• **WHAT THE TASK ASKS**: Output each entry verbatim and exclude every picture from it.

(Dataset rows for apps and sites)
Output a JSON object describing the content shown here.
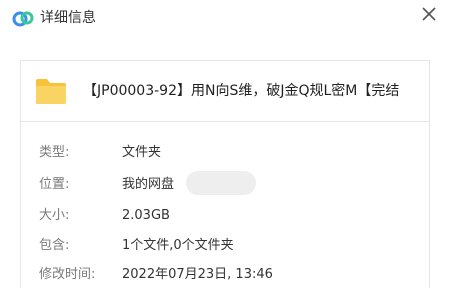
{
  "dialog": {
    "title": "详细信息",
    "close_icon": "close-icon",
    "logo_icon": "cloud-logo-icon"
  },
  "file": {
    "icon": "folder-icon",
    "name": "【JP00003-92】用N向S维，破J金Q规L密M【完结"
  },
  "info": {
    "type_label": "类型:",
    "type_value": "文件夹",
    "location_label": "位置:",
    "location_value": "我的网盘",
    "size_label": "大小:",
    "size_value": "2.03GB",
    "contains_label": "包含:",
    "contains_value": "1个文件,0个文件夹",
    "modified_label": "修改时间:",
    "modified_value": "2022年07月23日, 13:46"
  },
  "colors": {
    "logo_blue": "#3c8cf2",
    "logo_green": "#36c79d",
    "folder_yellow": "#f8c33b",
    "border": "#e3e6ea"
  }
}
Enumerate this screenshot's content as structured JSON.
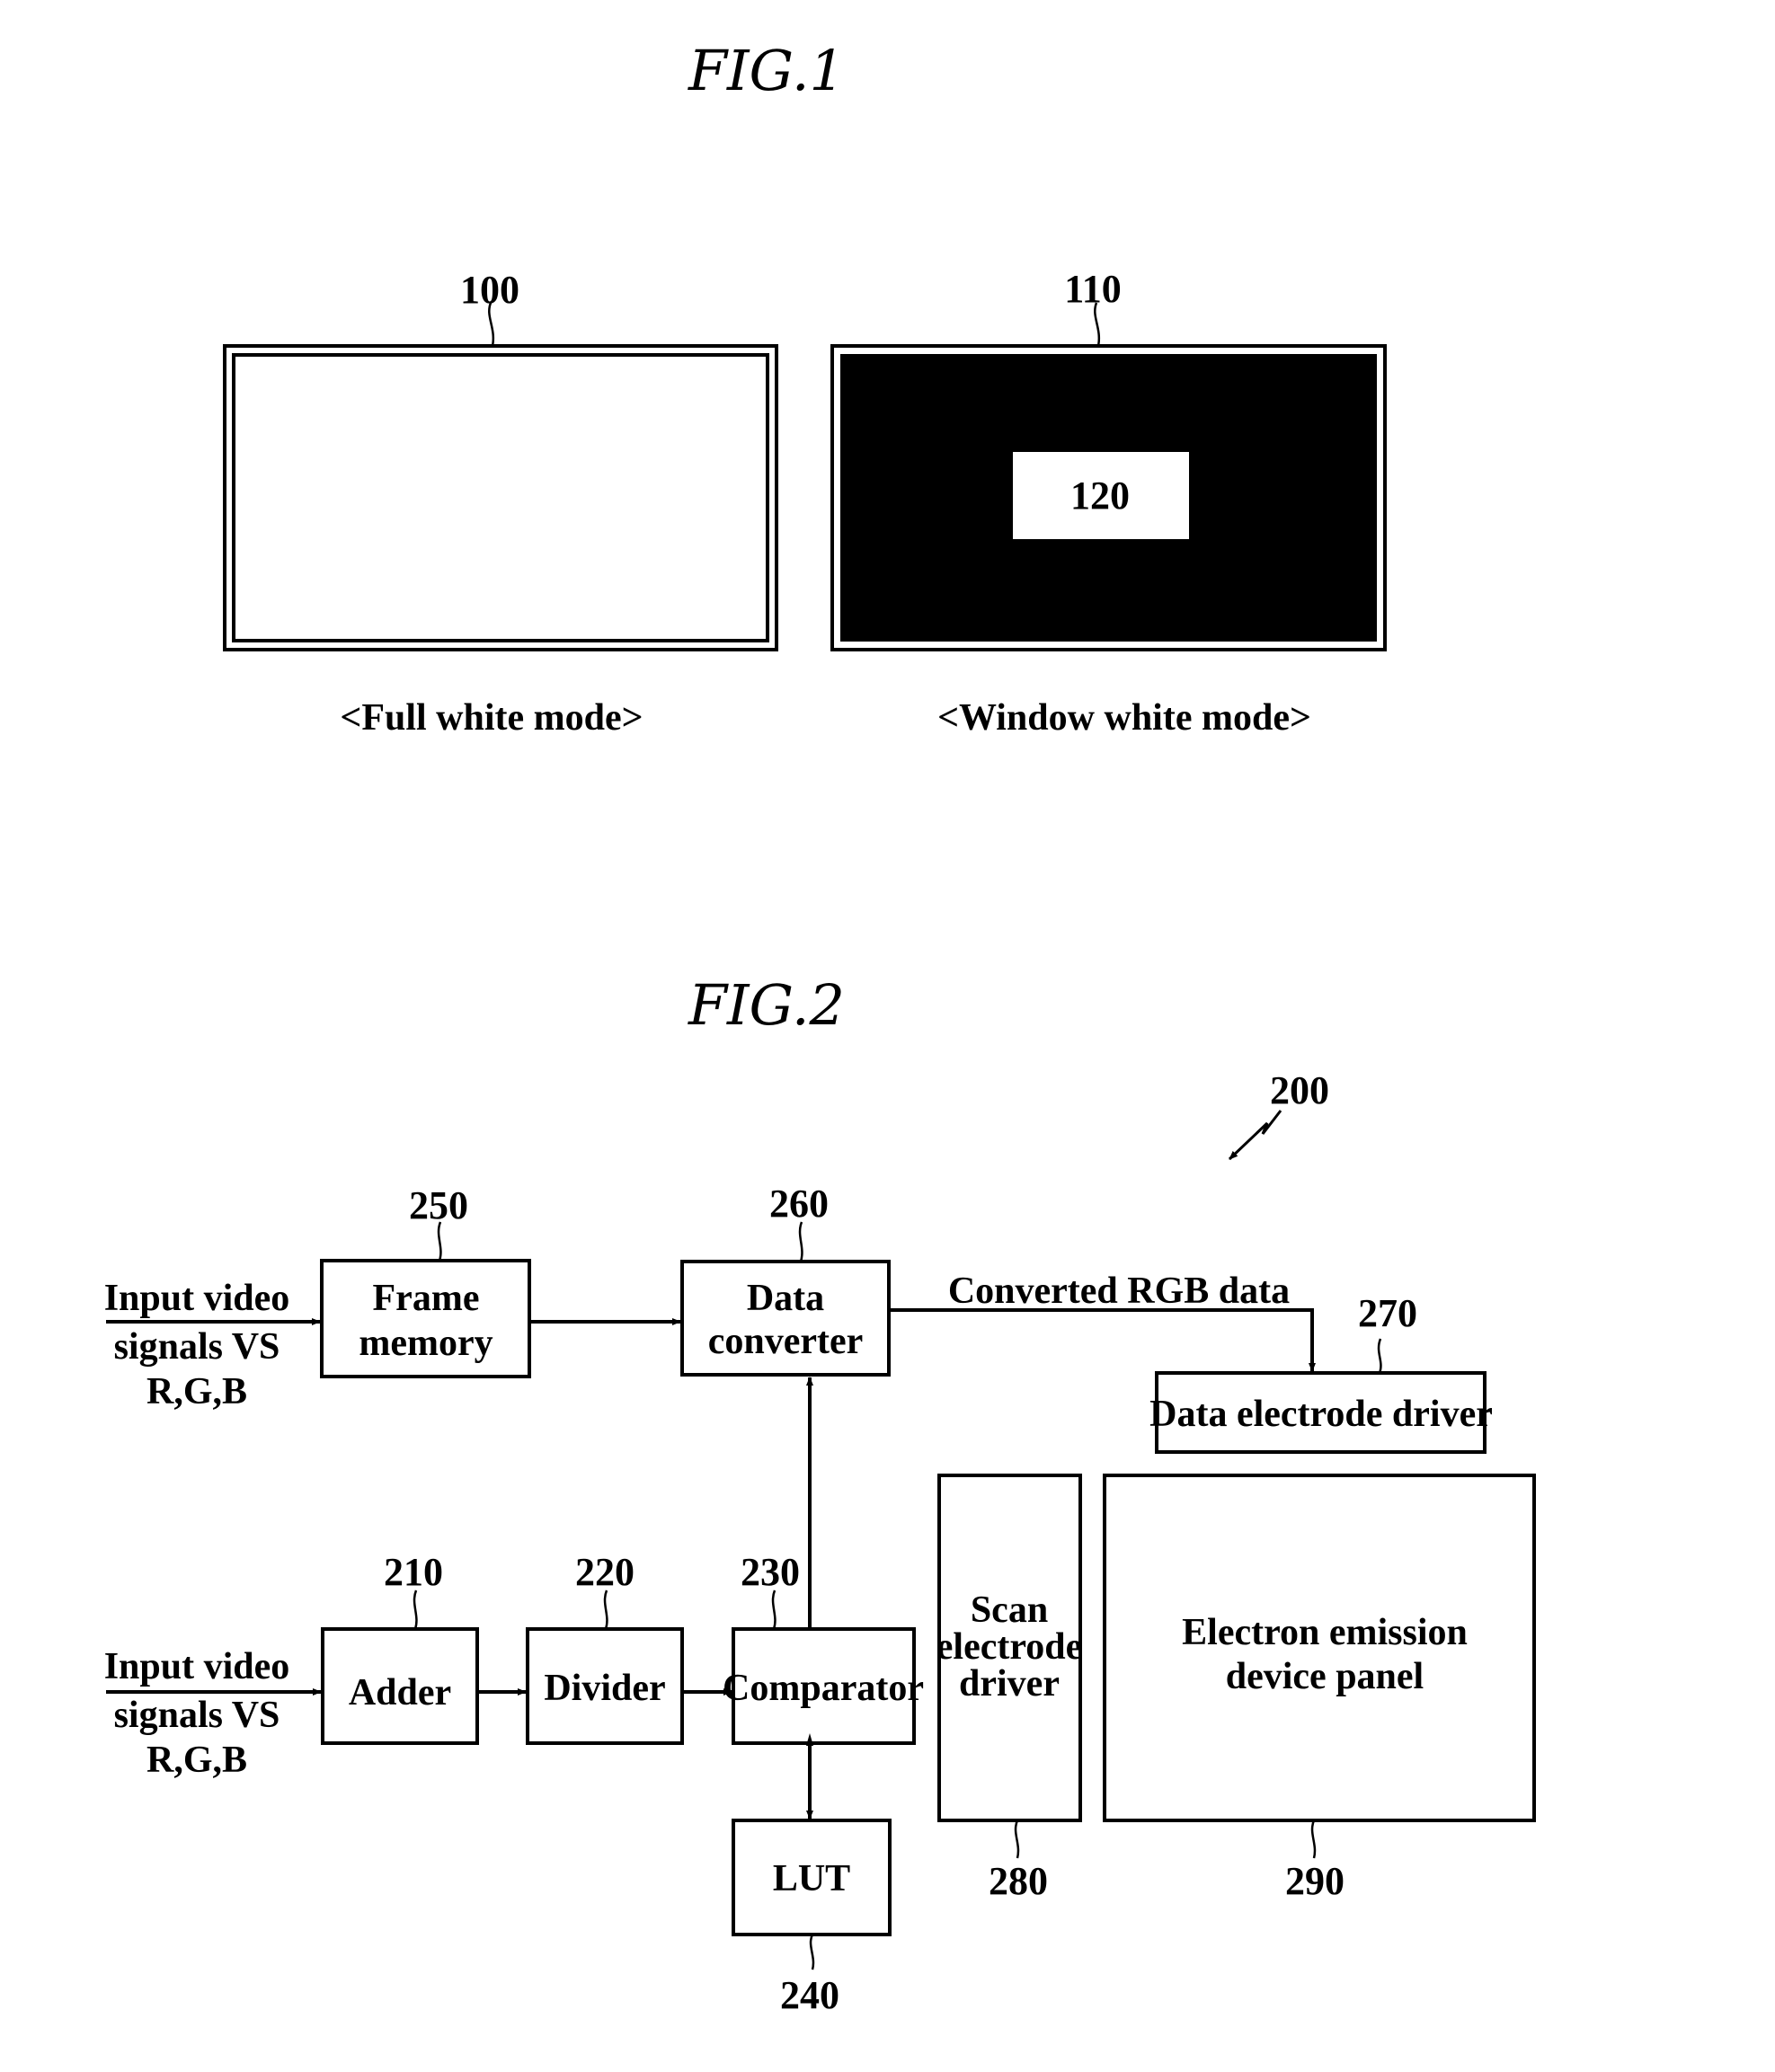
{
  "fig1": {
    "title": "FIG.1",
    "panels": [
      {
        "ref": "100",
        "caption": "<Full white mode>"
      },
      {
        "ref": "110",
        "caption": "<Window white mode>",
        "window_ref": "120"
      }
    ]
  },
  "fig2": {
    "title": "FIG.2",
    "system_ref": "200",
    "input1": {
      "lines": [
        "Input video",
        "signals VS",
        "R,G,B"
      ]
    },
    "input2": {
      "lines": [
        "Input video",
        "signals VS",
        "R,G,B"
      ]
    },
    "blocks": {
      "frame_memory": {
        "ref": "250",
        "lines": [
          "Frame",
          "memory"
        ]
      },
      "data_converter": {
        "ref": "260",
        "lines": [
          "Data",
          "converter"
        ]
      },
      "data_electrode_driver": {
        "ref": "270",
        "lines": [
          "Data electrode driver"
        ]
      },
      "scan_electrode_driver": {
        "ref": "280",
        "lines": [
          "Scan",
          "electrode",
          "driver"
        ]
      },
      "panel": {
        "ref": "290",
        "lines": [
          "Electron emission",
          "device panel"
        ]
      },
      "adder": {
        "ref": "210",
        "lines": [
          "Adder"
        ]
      },
      "divider": {
        "ref": "220",
        "lines": [
          "Divider"
        ]
      },
      "comparator": {
        "ref": "230",
        "lines": [
          "Comparator"
        ]
      },
      "lut": {
        "ref": "240",
        "lines": [
          "LUT"
        ]
      }
    },
    "converted_label": "Converted RGB data"
  }
}
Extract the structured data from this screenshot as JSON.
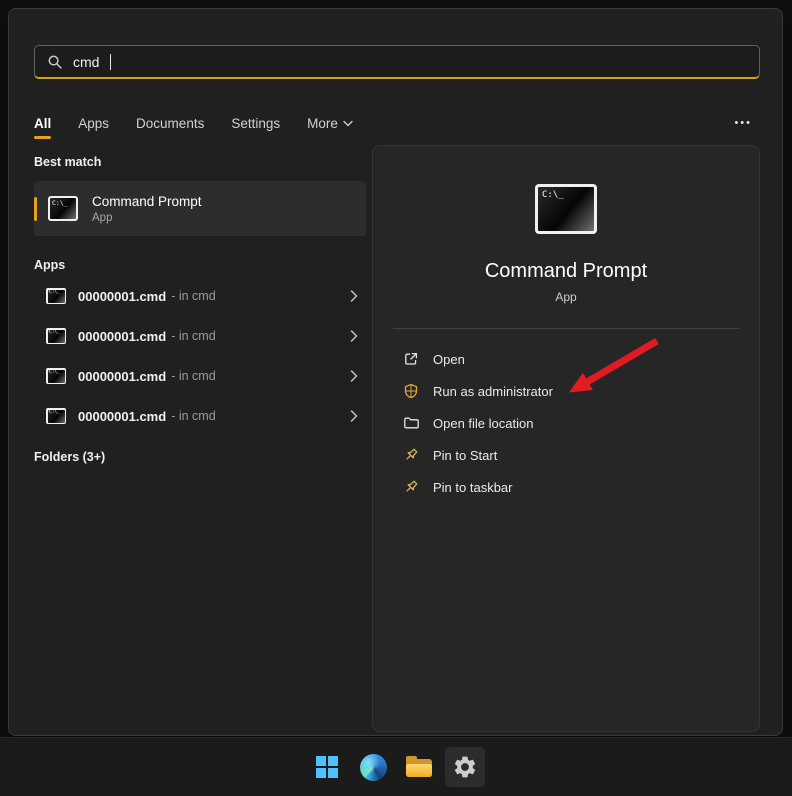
{
  "search": {
    "value": "cmd"
  },
  "tabs": {
    "active": "All",
    "items": [
      {
        "label": "All"
      },
      {
        "label": "Apps"
      },
      {
        "label": "Documents"
      },
      {
        "label": "Settings"
      },
      {
        "label": "More"
      }
    ]
  },
  "sections": {
    "best_match": {
      "header": "Best match",
      "item": {
        "title": "Command Prompt",
        "subtitle": "App"
      }
    },
    "apps": {
      "header": "Apps",
      "items": [
        {
          "name": "00000001.cmd",
          "context": "- in cmd"
        },
        {
          "name": "00000001.cmd",
          "context": "- in cmd"
        },
        {
          "name": "00000001.cmd",
          "context": "- in cmd"
        },
        {
          "name": "00000001.cmd",
          "context": "- in cmd"
        }
      ]
    },
    "folders": {
      "header": "Folders (3+)"
    }
  },
  "preview": {
    "app_name": "Command Prompt",
    "app_type": "App",
    "actions": [
      {
        "label": "Open",
        "icon": "open-icon"
      },
      {
        "label": "Run as administrator",
        "icon": "admin-shield-icon"
      },
      {
        "label": "Open file location",
        "icon": "folder-icon"
      },
      {
        "label": "Pin to Start",
        "icon": "pin-icon"
      },
      {
        "label": "Pin to taskbar",
        "icon": "pin-icon"
      }
    ]
  },
  "icons": {
    "cmd_glyph": "C:\\_",
    "more_options": "•••"
  },
  "colors": {
    "accent_gold": "#e3a21a",
    "search_underline": "#d9a40a",
    "arrow_red": "#e01b24",
    "panel_bg": "#202020",
    "selection_bg": "#2d2d2d",
    "preview_bg": "#262626",
    "taskbar_bg": "#1b1b1c"
  },
  "taskbar": {
    "buttons": [
      {
        "name": "start"
      },
      {
        "name": "edge"
      },
      {
        "name": "file-explorer"
      },
      {
        "name": "settings"
      }
    ]
  }
}
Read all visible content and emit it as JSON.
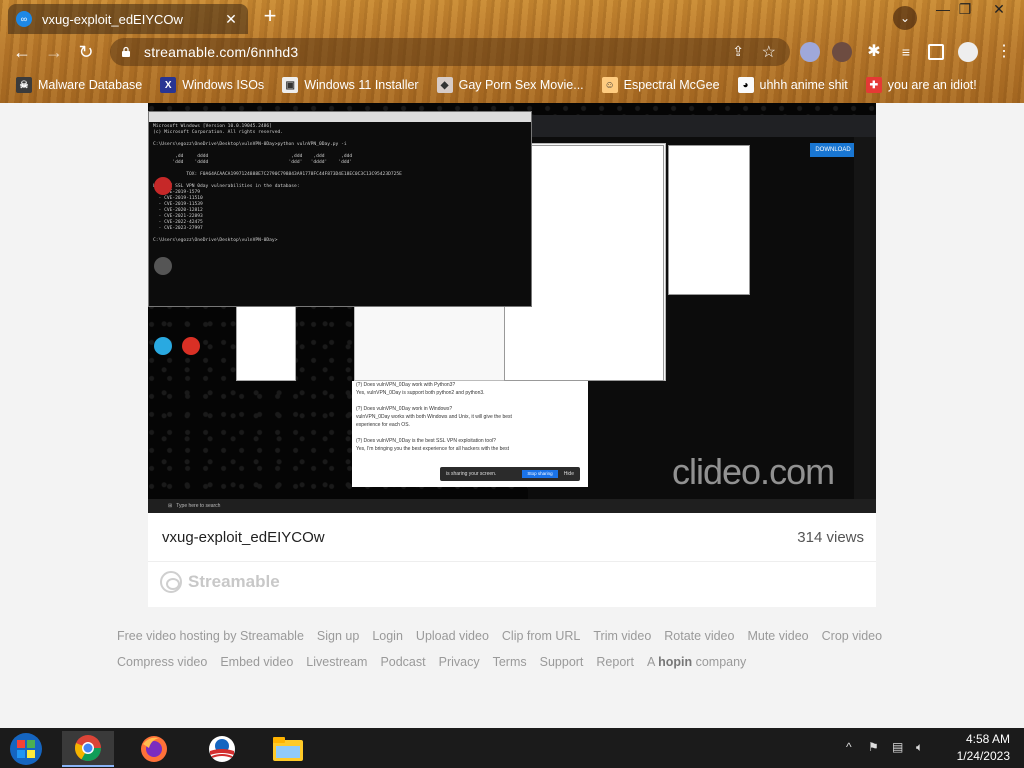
{
  "tab": {
    "title": "vxug-exploit_edEIYCOw",
    "close": "✕"
  },
  "window_controls": {
    "minimize": "—",
    "restore": "❐",
    "close": "✕"
  },
  "toolbar": {
    "url": "streamable.com/6nnhd3",
    "back": "←",
    "forward": "→",
    "reload": "↻",
    "new_tab": "+",
    "tab_search": "⌄"
  },
  "bookmarks": [
    {
      "label": "Malware Database",
      "icon": "skull-icon",
      "color": "#3b3b3b"
    },
    {
      "label": "Windows ISOs",
      "icon": "x-icon",
      "color": "#283593"
    },
    {
      "label": "Windows 11 Installer",
      "icon": "installer-icon",
      "color": "#6d4c41"
    },
    {
      "label": "Gay Porn Sex Movie...",
      "icon": "package-icon",
      "color": "#5d4037"
    },
    {
      "label": "Espectral McGee",
      "icon": "face-icon",
      "color": "#4e342e"
    },
    {
      "label": "uhhh anime shit",
      "icon": "anime-icon",
      "color": "#212121"
    },
    {
      "label": "you are an idiot!",
      "icon": "flag-icon",
      "color": "#b71c1c"
    }
  ],
  "video": {
    "watermark": "clideo.com",
    "share_bar": {
      "text": "is sharing your screen.",
      "stop": "Stop sharing",
      "hide": "Hide"
    },
    "download": "DOWNLOAD",
    "cmd_lines": [
      "Microsoft Windows [Version 10.0.19045.2486]",
      "(c) Microsoft Corporation. All rights reserved.",
      "",
      "C:\\Users\\egozz\\OneDrive\\Desktop\\vulnVPN-0Day>python vulnVPN_0Day.py -i",
      "",
      "        ,dd     dddd                              ,ddd    ,ddd      ,ddd",
      "       'ddd    'dddd                             'ddd'   'dddd'    'ddd'",
      "",
      "            TOX: F0A64ACAACA1997124888E7C2790C798843A91778FC44F873D4E18EC0C3C13C95423D725E",
      "",
      "List of SSL VPN 0day vulnerabilities in the database:",
      "  - CVE-2019-1579",
      "  - CVE-2019-11510",
      "  - CVE-2019-11539",
      "  - CVE-2020-12812",
      "  - CVE-2021-22893",
      "  - CVE-2022-42475",
      "  - CVE-2023-27997",
      "",
      "C:\\Users\\egozz\\OneDrive\\Desktop\\vulnVPN-0Day>"
    ],
    "doc_lines": [
      "(?) Does vulnVPN_0Day work with Python3?",
      "Yes, vulnVPN_0Day is support both python2 and python3.",
      "",
      "(?) Does vulnVPN_0Day work in Windows?",
      "vulnVPN_0Day works with both Windows and Unix, it will give the best",
      "experience for each OS.",
      "",
      "(?) Does vulnVPN_0Day is the best SSL VPN exploitation tool?",
      "Yes, I'm bringing you the best experience for all hackers with the best"
    ]
  },
  "video_info": {
    "title": "vxug-exploit_edEIYCOw",
    "views": "314 views",
    "brand": "Streamable"
  },
  "footer": {
    "row1": [
      "Free video hosting by Streamable",
      "Sign up",
      "Login",
      "Upload video",
      "Clip from URL",
      "Trim video",
      "Rotate video",
      "Mute video",
      "Crop video"
    ],
    "row2": [
      "Compress video",
      "Embed video",
      "Livestream",
      "Podcast",
      "Privacy",
      "Terms",
      "Support",
      "Report"
    ],
    "hopin_prefix": "A",
    "hopin_brand": "hopin",
    "hopin_suffix": "company"
  },
  "taskbar": {
    "time": "4:58 AM",
    "date": "1/24/2023",
    "show_hidden": "^"
  }
}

• **TASK ANSWER**:
Output a JSON object describing the content shown here.
{
  "dialog": {
    "title": "详细信息",
    "close_icon": "close-icon",
    "logo_icon": "cloud-logo-icon"
  },
  "file": {
    "icon": "folder-icon",
    "name": "【JP00003-92】用N向S维，破J金Q规L密M【完结"
  },
  "info": {
    "type_label": "类型:",
    "type_value": "文件夹",
    "location_label": "位置:",
    "location_value": "我的网盘",
    "size_label": "大小:",
    "size_value": "2.03GB",
    "contains_label": "包含:",
    "contains_value": "1个文件,0个文件夹",
    "modified_label": "修改时间:",
    "modified_value": "2022年07月23日, 13:46"
  },
  "colors": {
    "logo_blue": "#3c8cf2",
    "logo_green": "#36c79d",
    "folder_yellow": "#f8c33b",
    "border": "#e3e6ea"
  }
}
Enumerate this screenshot's content as structured JSON.
{
  "fig1": {
    "title": "FIG.1",
    "panels": [
      {
        "ref": "100",
        "caption": "<Full white mode>"
      },
      {
        "ref": "110",
        "caption": "<Window white mode>",
        "window_ref": "120"
      }
    ]
  },
  "fig2": {
    "title": "FIG.2",
    "system_ref": "200",
    "input1": {
      "lines": [
        "Input video",
        "signals VS",
        "R,G,B"
      ]
    },
    "input2": {
      "lines": [
        "Input video",
        "signals VS",
        "R,G,B"
      ]
    },
    "blocks": {
      "frame_memory": {
        "ref": "250",
        "lines": [
          "Frame",
          "memory"
        ]
      },
      "data_converter": {
        "ref": "260",
        "lines": [
          "Data",
          "converter"
        ]
      },
      "data_electrode_driver": {
        "ref": "270",
        "lines": [
          "Data electrode driver"
        ]
      },
      "scan_electrode_driver": {
        "ref": "280",
        "lines": [
          "Scan",
          "electrode",
          "driver"
        ]
      },
      "panel": {
        "ref": "290",
        "lines": [
          "Electron emission",
          "device panel"
        ]
      },
      "adder": {
        "ref": "210",
        "lines": [
          "Adder"
        ]
      },
      "divider": {
        "ref": "220",
        "lines": [
          "Divider"
        ]
      },
      "comparator": {
        "ref": "230",
        "lines": [
          "Comparator"
        ]
      },
      "lut": {
        "ref": "240",
        "lines": [
          "LUT"
        ]
      }
    },
    "converted_label": "Converted RGB data"
  }
}
Extract the structured data from this screenshot as JSON.
{
  "search": {
    "value": "cmd"
  },
  "tabs": {
    "active": "All",
    "items": [
      {
        "label": "All"
      },
      {
        "label": "Apps"
      },
      {
        "label": "Documents"
      },
      {
        "label": "Settings"
      },
      {
        "label": "More"
      }
    ]
  },
  "sections": {
    "best_match": {
      "header": "Best match",
      "item": {
        "title": "Command Prompt",
        "subtitle": "App"
      }
    },
    "apps": {
      "header": "Apps",
      "items": [
        {
          "name": "00000001.cmd",
          "context": "- in cmd"
        },
        {
          "name": "00000001.cmd",
          "context": "- in cmd"
        },
        {
          "name": "00000001.cmd",
          "context": "- in cmd"
        },
        {
          "name": "00000001.cmd",
          "context": "- in cmd"
        }
      ]
    },
    "folders": {
      "header": "Folders (3+)"
    }
  },
  "preview": {
    "app_name": "Command Prompt",
    "app_type": "App",
    "actions": [
      {
        "label": "Open",
        "icon": "open-icon"
      },
      {
        "label": "Run as administrator",
        "icon": "admin-shield-icon"
      },
      {
        "label": "Open file location",
        "icon": "folder-icon"
      },
      {
        "label": "Pin to Start",
        "icon": "pin-icon"
      },
      {
        "label": "Pin to taskbar",
        "icon": "pin-icon"
      }
    ]
  },
  "icons": {
    "cmd_glyph": "C:\\_",
    "more_options": "•••"
  },
  "colors": {
    "accent_gold": "#e3a21a",
    "search_underline": "#d9a40a",
    "arrow_red": "#e01b24",
    "panel_bg": "#202020",
    "selection_bg": "#2d2d2d",
    "preview_bg": "#262626",
    "taskbar_bg": "#1b1b1c"
  },
  "taskbar": {
    "buttons": [
      {
        "name": "start"
      },
      {
        "name": "edge"
      },
      {
        "name": "file-explorer"
      },
      {
        "name": "settings"
      }
    ]
  }
}
Read all visible content and emit it as JSON.
{
  "tab": {
    "title": "vxug-exploit_edEIYCOw",
    "close": "✕"
  },
  "window_controls": {
    "minimize": "—",
    "restore": "❐",
    "close": "✕"
  },
  "toolbar": {
    "url": "streamable.com/6nnhd3",
    "back": "←",
    "forward": "→",
    "reload": "↻",
    "new_tab": "+",
    "tab_search": "⌄"
  },
  "bookmarks": [
    {
      "label": "Malware Database",
      "icon": "skull-icon",
      "color": "#3b3b3b"
    },
    {
      "label": "Windows ISOs",
      "icon": "x-icon",
      "color": "#283593"
    },
    {
      "label": "Windows 11 Installer",
      "icon": "installer-icon",
      "color": "#6d4c41"
    },
    {
      "label": "Gay Porn Sex Movie...",
      "icon": "package-icon",
      "color": "#5d4037"
    },
    {
      "label": "Espectral McGee",
      "icon": "face-icon",
      "color": "#4e342e"
    },
    {
      "label": "uhhh anime shit",
      "icon": "anime-icon",
      "color": "#212121"
    },
    {
      "label": "you are an idiot!",
      "icon": "flag-icon",
      "color": "#b71c1c"
    }
  ],
  "video": {
    "watermark": "clideo.com",
    "share_bar": {
      "text": "is sharing your screen.",
      "stop": "Stop sharing",
      "hide": "Hide"
    },
    "download": "DOWNLOAD",
    "cmd_lines": [
      "Microsoft Windows [Version 10.0.19045.2486]",
      "(c) Microsoft Corporation. All rights reserved.",
      "",
      "C:\\Users\\egozz\\OneDrive\\Desktop\\vulnVPN-0Day>python vulnVPN_0Day.py -i",
      "",
      "        ,dd     dddd                              ,ddd    ,ddd      ,ddd",
      "       'ddd    'dddd                             'ddd'   'dddd'    'ddd'",
      "",
      "            TOX: F0A64ACAACA1997124888E7C2790C798843A91778FC44F873D4E18EC0C3C13C95423D725E",
      "",
      "List of SSL VPN 0day vulnerabilities in the database:",
      "  - CVE-2019-1579",
      "  - CVE-2019-11510",
      "  - CVE-2019-11539",
      "  - CVE-2020-12812",
      "  - CVE-2021-22893",
      "  - CVE-2022-42475",
      "  - CVE-2023-27997",
      "",
      "C:\\Users\\egozz\\OneDrive\\Desktop\\vulnVPN-0Day>"
    ],
    "doc_lines": [
      "(?) Does vulnVPN_0Day work with Python3?",
      "Yes, vulnVPN_0Day is support both python2 and python3.",
      "",
      "(?) Does vulnVPN_0Day work in Windows?",
      "vulnVPN_0Day works with both Windows and Unix, it will give the best",
      "experience for each OS.",
      "",
      "(?) Does vulnVPN_0Day is the best SSL VPN exploitation tool?",
      "Yes, I'm bringing you the best experience for all hackers with the best"
    ]
  },
  "video_info": {
    "title": "vxug-exploit_edEIYCOw",
    "views": "314 views",
    "brand": "Streamable"
  },
  "footer": {
    "row1": [
      "Free video hosting by Streamable",
      "Sign up",
      "Login",
      "Upload video",
      "Clip from URL",
      "Trim video",
      "Rotate video",
      "Mute video",
      "Crop video"
    ],
    "row2": [
      "Compress video",
      "Embed video",
      "Livestream",
      "Podcast",
      "Privacy",
      "Terms",
      "Support",
      "Report"
    ],
    "hopin_prefix": "A",
    "hopin_brand": "hopin",
    "hopin_suffix": "company"
  },
  "taskbar": {
    "time": "4:58 AM",
    "date": "1/24/2023",
    "show_hidden": "^"
  }
}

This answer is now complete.